(Items from an interface collection)
──────

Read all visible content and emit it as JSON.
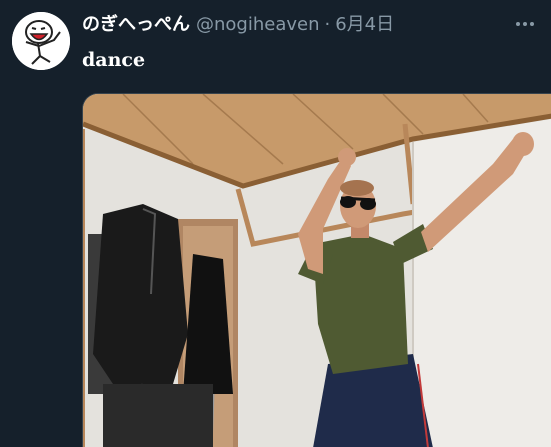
{
  "tweet": {
    "display_name": "のぎへっぺん",
    "handle": "@nogiheaven",
    "separator": "·",
    "date": "6月4日",
    "text": "dance",
    "more_icon": "more-horizontal-icon",
    "avatar_icon": "cartoon-character-avatar",
    "media_description_icon": "photo-icon"
  },
  "colors": {
    "background": "#15202b",
    "primary_text": "#ffffff",
    "secondary_text": "#8899a6",
    "border": "#38444d"
  }
}
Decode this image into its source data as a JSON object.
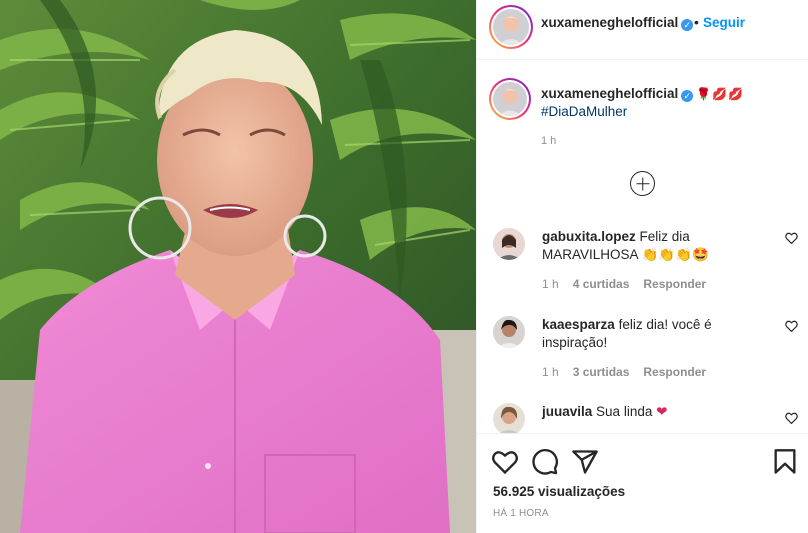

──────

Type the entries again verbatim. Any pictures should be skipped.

**SOLUTION:**
Read all visible content and emit it as JSON.
{
  "tweet": {
    "display_name": "のぎへっぺん",
    "handle": "@nogiheaven",
    "separator": "·",
    "date": "6月4日",
    "text": "dance",
    "more_icon": "more-horizontal-icon",
    "avatar_icon": "cartoon-character-avatar",
    "media_description_icon": "photo-icon"
  },
  "colors": {
    "background": "#15202b",
    "primary_text": "#ffffff",
    "secondary_text": "#8899a6",
    "border": "#38444d"
  }
}
Decode this image into its source data as a JSON object.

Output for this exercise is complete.